Set of Five Federal “Fancy” Painted Chairs – SOLD
Probably Salem, c. 1805
The set consisting of four side chairs and an arm chair in black paint with gray pin-striping, having a turned crest rail with a central tablet decorated with a painted representation of crossed sheaths of wheat on a yellow ground above a pair of cross braces with six vertical stays each with a small tablet with stylized red stars on yellow ground, above a pair of cross braces positioned closer to the seat, held between styles with acorn finials and a yellow-painted vertical stripe on the planed front face, above a rush seat with fine applied seat rails, above turned, tapering front legs with a ball top, yellow front stripe and terminating in high turned spade feet. The legs are connected with a pair of stretchers on each side, a rear and front stretcher, the front stretcher with a tablet with stars painted on a yellow ground. The arm chair having a turned support and three vertical stays with yellow-painted tablets with stars held between the turned arm-rest and a corresponding horizontal brace below.
H: approx.: 33″
Condition: Excellent; Having no wood repairs or replacements and with paint in pristine condition with only small areas of loss, consistent with age and use. All the rush seats are replaced except on one side chair.

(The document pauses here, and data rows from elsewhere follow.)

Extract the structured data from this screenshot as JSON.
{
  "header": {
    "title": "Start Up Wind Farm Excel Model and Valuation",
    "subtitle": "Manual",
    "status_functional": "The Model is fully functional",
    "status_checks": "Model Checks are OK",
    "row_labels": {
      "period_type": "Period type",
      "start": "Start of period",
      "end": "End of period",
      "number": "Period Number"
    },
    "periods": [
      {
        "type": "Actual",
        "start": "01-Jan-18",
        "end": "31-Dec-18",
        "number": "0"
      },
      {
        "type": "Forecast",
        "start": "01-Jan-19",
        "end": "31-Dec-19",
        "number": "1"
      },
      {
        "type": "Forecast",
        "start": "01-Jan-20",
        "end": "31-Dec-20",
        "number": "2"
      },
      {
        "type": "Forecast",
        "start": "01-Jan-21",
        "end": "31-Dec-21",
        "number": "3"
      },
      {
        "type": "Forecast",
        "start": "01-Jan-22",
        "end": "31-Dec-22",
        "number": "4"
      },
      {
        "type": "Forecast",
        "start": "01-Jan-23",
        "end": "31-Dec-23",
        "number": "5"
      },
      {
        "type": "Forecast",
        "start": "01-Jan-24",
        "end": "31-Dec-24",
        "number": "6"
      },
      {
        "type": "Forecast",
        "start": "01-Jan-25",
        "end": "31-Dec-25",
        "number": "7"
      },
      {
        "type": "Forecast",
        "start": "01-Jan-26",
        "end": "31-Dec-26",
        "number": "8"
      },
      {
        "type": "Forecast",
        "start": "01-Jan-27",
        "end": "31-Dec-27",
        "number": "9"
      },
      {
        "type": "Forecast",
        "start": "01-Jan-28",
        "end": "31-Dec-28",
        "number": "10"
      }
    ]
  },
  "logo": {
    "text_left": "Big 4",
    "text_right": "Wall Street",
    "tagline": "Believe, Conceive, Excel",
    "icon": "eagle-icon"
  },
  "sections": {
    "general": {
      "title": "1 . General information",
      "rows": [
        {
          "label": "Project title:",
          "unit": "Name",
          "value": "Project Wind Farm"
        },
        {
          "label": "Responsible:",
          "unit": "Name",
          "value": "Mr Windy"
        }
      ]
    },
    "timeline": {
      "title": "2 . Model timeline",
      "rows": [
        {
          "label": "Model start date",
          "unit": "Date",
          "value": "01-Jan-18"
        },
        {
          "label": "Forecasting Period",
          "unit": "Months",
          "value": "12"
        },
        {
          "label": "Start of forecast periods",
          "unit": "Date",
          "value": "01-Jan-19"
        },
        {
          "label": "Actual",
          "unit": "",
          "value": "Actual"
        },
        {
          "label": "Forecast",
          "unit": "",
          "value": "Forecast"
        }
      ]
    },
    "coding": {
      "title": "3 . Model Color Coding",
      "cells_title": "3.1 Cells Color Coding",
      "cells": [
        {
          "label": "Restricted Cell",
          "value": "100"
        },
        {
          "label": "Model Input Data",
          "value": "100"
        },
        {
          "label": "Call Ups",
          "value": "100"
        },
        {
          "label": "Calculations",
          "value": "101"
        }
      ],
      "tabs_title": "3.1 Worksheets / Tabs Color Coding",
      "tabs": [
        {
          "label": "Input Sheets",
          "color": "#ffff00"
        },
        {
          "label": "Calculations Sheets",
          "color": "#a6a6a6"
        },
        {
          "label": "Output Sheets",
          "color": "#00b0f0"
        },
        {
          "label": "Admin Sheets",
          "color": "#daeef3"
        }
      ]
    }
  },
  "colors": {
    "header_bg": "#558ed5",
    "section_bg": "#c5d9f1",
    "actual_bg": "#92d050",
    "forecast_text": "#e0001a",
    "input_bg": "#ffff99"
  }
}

These chairs are believed to have been made in Salem, Massachusetts, based on three published examples, two in Dean A. Fales, Jr., American Painted Furniture 1660-1880 (New York: E.P. Dutton, 1972), 146-7, and one in Dean T. Lahikainen’s, Samuel McIntire: Carving an American Style (Salem: Peabody Essex Museum, 2007), 125.

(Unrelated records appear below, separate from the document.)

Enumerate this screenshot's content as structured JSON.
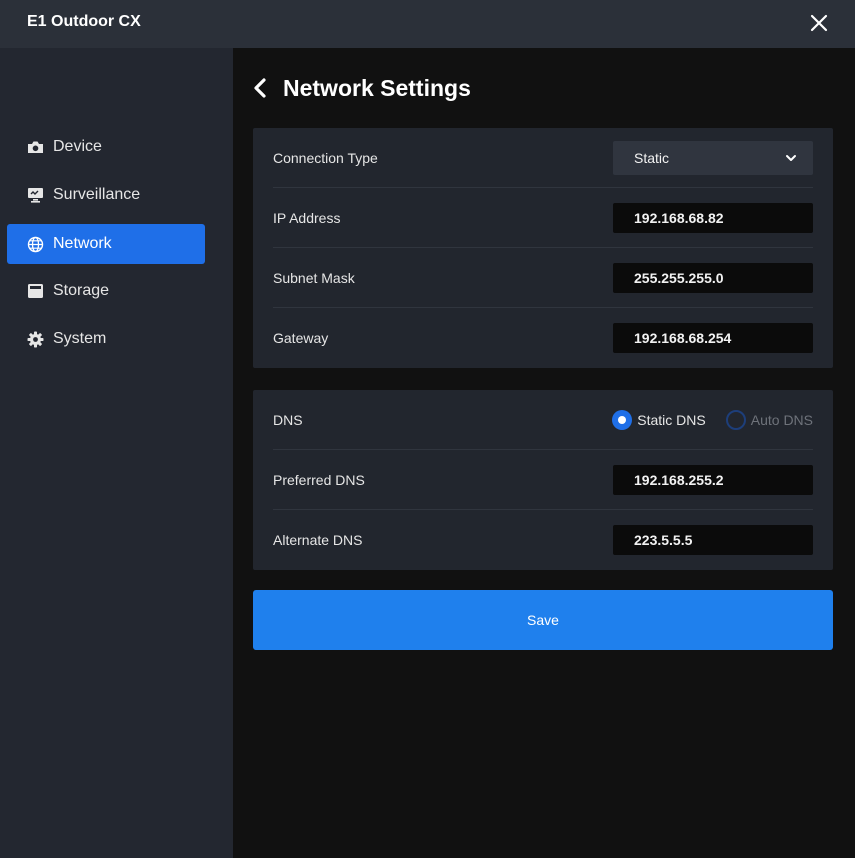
{
  "window": {
    "title": "E1 Outdoor CX"
  },
  "sidebar": {
    "items": [
      {
        "label": "Device",
        "icon": "camera-icon",
        "active": false
      },
      {
        "label": "Surveillance",
        "icon": "monitor-icon",
        "active": false
      },
      {
        "label": "Network",
        "icon": "globe-icon",
        "active": true
      },
      {
        "label": "Storage",
        "icon": "storage-icon",
        "active": false
      },
      {
        "label": "System",
        "icon": "gear-icon",
        "active": false
      }
    ]
  },
  "page": {
    "title": "Network Settings"
  },
  "ip_card": {
    "connection_type_label": "Connection Type",
    "connection_type_value": "Static",
    "ip_address_label": "IP Address",
    "ip_address_value": "192.168.68.82",
    "subnet_mask_label": "Subnet Mask",
    "subnet_mask_value": "255.255.255.0",
    "gateway_label": "Gateway",
    "gateway_value": "192.168.68.254"
  },
  "dns_card": {
    "dns_label": "DNS",
    "static_dns_label": "Static DNS",
    "auto_dns_label": "Auto DNS",
    "selected": "Static DNS",
    "preferred_dns_label": "Preferred DNS",
    "preferred_dns_value": "192.168.255.2",
    "alternate_dns_label": "Alternate DNS",
    "alternate_dns_value": "223.5.5.5"
  },
  "actions": {
    "save_label": "Save"
  },
  "colors": {
    "accent": "#1f6fe8",
    "save_button": "#1f80ed",
    "titlebar": "#2b3039",
    "sidebar": "#232730",
    "card": "#22262e",
    "background": "#111111"
  }
}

The present chairs share with the published “fancy” chairs that are believed to be Salem made, distinctive finials and the painted crossed sheaths of wheat, clearly by the same artist, and the high turned spade foot. Two of these chairs are in the collection of the Peabody Essex Museum, Salem, Ma.

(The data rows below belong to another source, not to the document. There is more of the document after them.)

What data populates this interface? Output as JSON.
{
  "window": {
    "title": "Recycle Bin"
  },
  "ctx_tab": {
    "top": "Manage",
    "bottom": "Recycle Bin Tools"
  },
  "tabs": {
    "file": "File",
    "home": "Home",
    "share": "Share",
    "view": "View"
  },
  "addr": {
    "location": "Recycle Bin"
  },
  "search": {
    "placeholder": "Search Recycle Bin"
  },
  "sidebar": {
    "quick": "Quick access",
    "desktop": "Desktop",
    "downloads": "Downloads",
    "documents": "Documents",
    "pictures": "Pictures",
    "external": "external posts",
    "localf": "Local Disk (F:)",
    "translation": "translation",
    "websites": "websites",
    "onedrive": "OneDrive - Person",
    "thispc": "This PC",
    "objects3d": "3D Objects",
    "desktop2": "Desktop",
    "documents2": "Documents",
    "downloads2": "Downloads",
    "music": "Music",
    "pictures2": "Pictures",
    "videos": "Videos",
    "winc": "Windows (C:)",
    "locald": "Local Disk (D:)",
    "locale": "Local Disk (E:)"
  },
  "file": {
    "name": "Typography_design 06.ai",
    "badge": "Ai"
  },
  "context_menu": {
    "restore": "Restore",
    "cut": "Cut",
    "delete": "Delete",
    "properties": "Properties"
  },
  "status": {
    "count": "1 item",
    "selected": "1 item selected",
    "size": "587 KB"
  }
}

Another closely related set of “fancy” chairs are in the collection of the Morris Jumel Mansion in upper Manhattan and a third set was illustrated in the Magazine ANTIQUES (May, 2005), p. 108, and one of these was featured on the cover of the issue.